START The data
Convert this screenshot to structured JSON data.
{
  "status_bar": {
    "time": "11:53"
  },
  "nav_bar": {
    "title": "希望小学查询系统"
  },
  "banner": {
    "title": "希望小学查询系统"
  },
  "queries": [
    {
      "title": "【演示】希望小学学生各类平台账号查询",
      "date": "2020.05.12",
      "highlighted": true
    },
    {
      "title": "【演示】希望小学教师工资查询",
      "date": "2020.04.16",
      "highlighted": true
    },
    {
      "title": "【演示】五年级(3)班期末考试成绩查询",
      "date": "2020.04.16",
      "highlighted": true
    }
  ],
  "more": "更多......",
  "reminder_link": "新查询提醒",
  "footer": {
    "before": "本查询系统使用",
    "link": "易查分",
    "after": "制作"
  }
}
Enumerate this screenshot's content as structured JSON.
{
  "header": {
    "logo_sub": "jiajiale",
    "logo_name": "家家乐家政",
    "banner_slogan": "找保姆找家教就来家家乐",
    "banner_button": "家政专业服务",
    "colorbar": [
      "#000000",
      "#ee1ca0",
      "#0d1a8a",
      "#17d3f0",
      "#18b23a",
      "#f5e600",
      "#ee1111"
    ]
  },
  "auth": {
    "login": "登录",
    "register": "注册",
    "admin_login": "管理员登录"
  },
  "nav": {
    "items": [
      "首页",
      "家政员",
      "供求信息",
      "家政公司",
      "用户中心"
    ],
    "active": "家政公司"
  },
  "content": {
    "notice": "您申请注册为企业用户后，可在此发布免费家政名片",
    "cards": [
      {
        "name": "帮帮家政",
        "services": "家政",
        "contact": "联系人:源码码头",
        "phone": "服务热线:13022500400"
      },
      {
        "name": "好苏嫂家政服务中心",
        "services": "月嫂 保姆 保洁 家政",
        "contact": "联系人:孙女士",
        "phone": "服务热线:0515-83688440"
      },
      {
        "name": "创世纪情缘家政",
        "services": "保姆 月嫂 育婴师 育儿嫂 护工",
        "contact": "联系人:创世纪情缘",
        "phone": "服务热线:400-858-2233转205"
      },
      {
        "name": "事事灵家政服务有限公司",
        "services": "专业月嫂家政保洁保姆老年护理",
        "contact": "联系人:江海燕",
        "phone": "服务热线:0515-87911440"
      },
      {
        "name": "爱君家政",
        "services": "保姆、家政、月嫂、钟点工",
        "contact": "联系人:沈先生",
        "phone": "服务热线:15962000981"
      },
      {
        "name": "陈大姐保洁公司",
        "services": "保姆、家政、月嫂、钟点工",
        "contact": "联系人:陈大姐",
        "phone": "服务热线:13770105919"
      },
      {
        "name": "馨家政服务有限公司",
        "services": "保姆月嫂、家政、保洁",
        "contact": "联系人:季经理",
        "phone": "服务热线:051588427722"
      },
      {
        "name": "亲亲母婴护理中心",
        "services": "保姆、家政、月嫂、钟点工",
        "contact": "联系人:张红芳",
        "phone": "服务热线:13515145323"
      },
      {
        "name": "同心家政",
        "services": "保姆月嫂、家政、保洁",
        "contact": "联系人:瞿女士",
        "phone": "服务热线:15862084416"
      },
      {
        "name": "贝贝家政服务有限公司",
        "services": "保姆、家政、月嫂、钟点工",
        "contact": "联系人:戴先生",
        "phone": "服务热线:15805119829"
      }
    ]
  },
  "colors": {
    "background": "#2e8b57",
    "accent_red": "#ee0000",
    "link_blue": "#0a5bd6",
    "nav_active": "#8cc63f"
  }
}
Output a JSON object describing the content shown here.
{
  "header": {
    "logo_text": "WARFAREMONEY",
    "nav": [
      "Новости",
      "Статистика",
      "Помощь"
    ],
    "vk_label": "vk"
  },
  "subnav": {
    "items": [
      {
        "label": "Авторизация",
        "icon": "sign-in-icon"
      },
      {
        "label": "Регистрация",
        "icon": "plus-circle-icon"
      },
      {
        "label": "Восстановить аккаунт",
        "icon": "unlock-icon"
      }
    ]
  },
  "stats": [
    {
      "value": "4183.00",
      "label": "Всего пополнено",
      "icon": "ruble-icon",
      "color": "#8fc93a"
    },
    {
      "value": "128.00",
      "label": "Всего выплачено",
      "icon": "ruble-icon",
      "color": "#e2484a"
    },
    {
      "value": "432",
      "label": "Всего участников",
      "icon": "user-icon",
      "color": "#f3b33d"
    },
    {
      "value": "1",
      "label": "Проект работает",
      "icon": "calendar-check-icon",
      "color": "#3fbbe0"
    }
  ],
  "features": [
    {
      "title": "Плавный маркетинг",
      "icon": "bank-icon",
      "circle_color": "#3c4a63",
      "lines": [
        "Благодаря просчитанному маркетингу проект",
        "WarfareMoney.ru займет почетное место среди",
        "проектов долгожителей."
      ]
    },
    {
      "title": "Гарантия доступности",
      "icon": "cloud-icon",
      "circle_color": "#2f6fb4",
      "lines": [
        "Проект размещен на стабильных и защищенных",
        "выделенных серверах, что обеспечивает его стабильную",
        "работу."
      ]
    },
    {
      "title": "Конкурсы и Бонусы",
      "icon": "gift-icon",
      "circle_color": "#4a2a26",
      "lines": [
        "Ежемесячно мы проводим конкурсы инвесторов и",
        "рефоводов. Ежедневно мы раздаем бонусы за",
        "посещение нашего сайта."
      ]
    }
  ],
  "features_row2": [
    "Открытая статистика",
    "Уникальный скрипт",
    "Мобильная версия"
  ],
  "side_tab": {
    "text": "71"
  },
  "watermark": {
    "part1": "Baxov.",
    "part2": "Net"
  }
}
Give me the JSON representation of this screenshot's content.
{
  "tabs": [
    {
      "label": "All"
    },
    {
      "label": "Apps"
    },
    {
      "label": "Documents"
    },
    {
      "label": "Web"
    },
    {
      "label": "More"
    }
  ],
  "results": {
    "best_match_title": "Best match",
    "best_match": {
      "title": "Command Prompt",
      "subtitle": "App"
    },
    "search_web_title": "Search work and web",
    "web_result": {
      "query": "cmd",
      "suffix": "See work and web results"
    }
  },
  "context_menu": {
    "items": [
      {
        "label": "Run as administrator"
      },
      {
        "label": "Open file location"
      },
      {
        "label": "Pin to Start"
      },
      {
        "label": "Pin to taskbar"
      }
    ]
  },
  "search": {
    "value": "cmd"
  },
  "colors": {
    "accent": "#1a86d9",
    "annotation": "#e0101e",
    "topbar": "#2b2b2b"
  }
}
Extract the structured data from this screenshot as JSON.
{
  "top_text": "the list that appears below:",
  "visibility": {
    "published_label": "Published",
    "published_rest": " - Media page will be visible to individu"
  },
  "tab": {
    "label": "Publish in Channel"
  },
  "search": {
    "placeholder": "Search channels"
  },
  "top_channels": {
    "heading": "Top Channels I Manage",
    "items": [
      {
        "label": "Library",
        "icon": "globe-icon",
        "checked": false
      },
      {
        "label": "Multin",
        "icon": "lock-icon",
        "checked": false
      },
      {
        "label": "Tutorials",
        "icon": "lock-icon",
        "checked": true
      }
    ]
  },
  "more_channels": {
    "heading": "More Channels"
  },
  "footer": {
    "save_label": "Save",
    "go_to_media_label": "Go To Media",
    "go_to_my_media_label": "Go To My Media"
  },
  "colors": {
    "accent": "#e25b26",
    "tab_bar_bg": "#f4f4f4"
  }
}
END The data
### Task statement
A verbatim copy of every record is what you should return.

### Task result
Convert this screenshot to structured JSON data.
{
  "status_bar": {
    "time": "11:53"
  },
  "nav_bar": {
    "title": "希望小学查询系统"
  },
  "banner": {
    "title": "希望小学查询系统"
  },
  "queries": [
    {
      "title": "【演示】希望小学学生各类平台账号查询",
      "date": "2020.05.12",
      "highlighted": true
    },
    {
      "title": "【演示】希望小学教师工资查询",
      "date": "2020.04.16",
      "highlighted": true
    },
    {
      "title": "【演示】五年级(3)班期末考试成绩查询",
      "date": "2020.04.16",
      "highlighted": true
    }
  ],
  "more": "更多......",
  "reminder_link": "新查询提醒",
  "footer": {
    "before": "本查询系统使用",
    "link": "易查分",
    "after": "制作"
  }
}
Enumerate this screenshot's content as structured JSON.
{
  "header": {
    "logo_sub": "jiajiale",
    "logo_name": "家家乐家政",
    "banner_slogan": "找保姆找家教就来家家乐",
    "banner_button": "家政专业服务",
    "colorbar": [
      "#000000",
      "#ee1ca0",
      "#0d1a8a",
      "#17d3f0",
      "#18b23a",
      "#f5e600",
      "#ee1111"
    ]
  },
  "auth": {
    "login": "登录",
    "register": "注册",
    "admin_login": "管理员登录"
  },
  "nav": {
    "items": [
      "首页",
      "家政员",
      "供求信息",
      "家政公司",
      "用户中心"
    ],
    "active": "家政公司"
  },
  "content": {
    "notice": "您申请注册为企业用户后，可在此发布免费家政名片",
    "cards": [
      {
        "name": "帮帮家政",
        "services": "家政",
        "contact": "联系人:源码码头",
        "phone": "服务热线:13022500400"
      },
      {
        "name": "好苏嫂家政服务中心",
        "services": "月嫂 保姆 保洁 家政",
        "contact": "联系人:孙女士",
        "phone": "服务热线:0515-83688440"
      },
      {
        "name": "创世纪情缘家政",
        "services": "保姆 月嫂 育婴师 育儿嫂 护工",
        "contact": "联系人:创世纪情缘",
        "phone": "服务热线:400-858-2233转205"
      },
      {
        "name": "事事灵家政服务有限公司",
        "services": "专业月嫂家政保洁保姆老年护理",
        "contact": "联系人:江海燕",
        "phone": "服务热线:0515-87911440"
      },
      {
        "name": "爱君家政",
        "services": "保姆、家政、月嫂、钟点工",
        "contact": "联系人:沈先生",
        "phone": "服务热线:15962000981"
      },
      {
        "name": "陈大姐保洁公司",
        "services": "保姆、家政、月嫂、钟点工",
        "contact": "联系人:陈大姐",
        "phone": "服务热线:13770105919"
      },
      {
        "name": "馨家政服务有限公司",
        "services": "保姆月嫂、家政、保洁",
        "contact": "联系人:季经理",
        "phone": "服务热线:051588427722"
      },
      {
        "name": "亲亲母婴护理中心",
        "services": "保姆、家政、月嫂、钟点工",
        "contact": "联系人:张红芳",
        "phone": "服务热线:13515145323"
      },
      {
        "name": "同心家政",
        "services": "保姆月嫂、家政、保洁",
        "contact": "联系人:瞿女士",
        "phone": "服务热线:15862084416"
      },
      {
        "name": "贝贝家政服务有限公司",
        "services": "保姆、家政、月嫂、钟点工",
        "contact": "联系人:戴先生",
        "phone": "服务热线:15805119829"
      }
    ]
  },
  "colors": {
    "background": "#2e8b57",
    "accent_red": "#ee0000",
    "link_blue": "#0a5bd6",
    "nav_active": "#8cc63f"
  }
}
Output a JSON object describing the content shown here.
{
  "header": {
    "logo_text": "WARFAREMONEY",
    "nav": [
      "Новости",
      "Статистика",
      "Помощь"
    ],
    "vk_label": "vk"
  },
  "subnav": {
    "items": [
      {
        "label": "Авторизация",
        "icon": "sign-in-icon"
      },
      {
        "label": "Регистрация",
        "icon": "plus-circle-icon"
      },
      {
        "label": "Восстановить аккаунт",
        "icon": "unlock-icon"
      }
    ]
  },
  "stats": [
    {
      "value": "4183.00",
      "label": "Всего пополнено",
      "icon": "ruble-icon",
      "color": "#8fc93a"
    },
    {
      "value": "128.00",
      "label": "Всего выплачено",
      "icon": "ruble-icon",
      "color": "#e2484a"
    },
    {
      "value": "432",
      "label": "Всего участников",
      "icon": "user-icon",
      "color": "#f3b33d"
    },
    {
      "value": "1",
      "label": "Проект работает",
      "icon": "calendar-check-icon",
      "color": "#3fbbe0"
    }
  ],
  "features": [
    {
      "title": "Плавный маркетинг",
      "icon": "bank-icon",
      "circle_color": "#3c4a63",
      "lines": [
        "Благодаря просчитанному маркетингу проект",
        "WarfareMoney.ru займет почетное место среди",
        "проектов долгожителей."
      ]
    },
    {
      "title": "Гарантия доступности",
      "icon": "cloud-icon",
      "circle_color": "#2f6fb4",
      "lines": [
        "Проект размещен на стабильных и защищенных",
        "выделенных серверах, что обеспечивает его стабильную",
        "работу."
      ]
    },
    {
      "title": "Конкурсы и Бонусы",
      "icon": "gift-icon",
      "circle_color": "#4a2a26",
      "lines": [
        "Ежемесячно мы проводим конкурсы инвесторов и",
        "рефоводов. Ежедневно мы раздаем бонусы за",
        "посещение нашего сайта."
      ]
    }
  ],
  "features_row2": [
    "Открытая статистика",
    "Уникальный скрипт",
    "Мобильная версия"
  ],
  "side_tab": {
    "text": "71"
  },
  "watermark": {
    "part1": "Baxov.",
    "part2": "Net"
  }
}
Give me the JSON representation of this screenshot's content.
{
  "tabs": [
    {
      "label": "All"
    },
    {
      "label": "Apps"
    },
    {
      "label": "Documents"
    },
    {
      "label": "Web"
    },
    {
      "label": "More"
    }
  ],
  "results": {
    "best_match_title": "Best match",
    "best_match": {
      "title": "Command Prompt",
      "subtitle": "App"
    },
    "search_web_title": "Search work and web",
    "web_result": {
      "query": "cmd",
      "suffix": "See work and web results"
    }
  },
  "context_menu": {
    "items": [
      {
        "label": "Run as administrator"
      },
      {
        "label": "Open file location"
      },
      {
        "label": "Pin to Start"
      },
      {
        "label": "Pin to taskbar"
      }
    ]
  },
  "search": {
    "value": "cmd"
  },
  "colors": {
    "accent": "#1a86d9",
    "annotation": "#e0101e",
    "topbar": "#2b2b2b"
  }
}
Extract the structured data from this screenshot as JSON.
{
  "top_text": "the list that appears below:",
  "visibility": {
    "published_label": "Published",
    "published_rest": " - Media page will be visible to individu"
  },
  "tab": {
    "label": "Publish in Channel"
  },
  "search": {
    "placeholder": "Search channels"
  },
  "top_channels": {
    "heading": "Top Channels I Manage",
    "items": [
      {
        "label": "Library",
        "icon": "globe-icon",
        "checked": false
      },
      {
        "label": "Multin",
        "icon": "lock-icon",
        "checked": false
      },
      {
        "label": "Tutorials",
        "icon": "lock-icon",
        "checked": true
      }
    ]
  },
  "more_channels": {
    "heading": "More Channels"
  },
  "footer": {
    "save_label": "Save",
    "go_to_media_label": "Go To Media",
    "go_to_my_media_label": "Go To My Media"
  },
  "colors": {
    "accent": "#e25b26",
    "tab_bar_bg": "#f4f4f4"
  }
}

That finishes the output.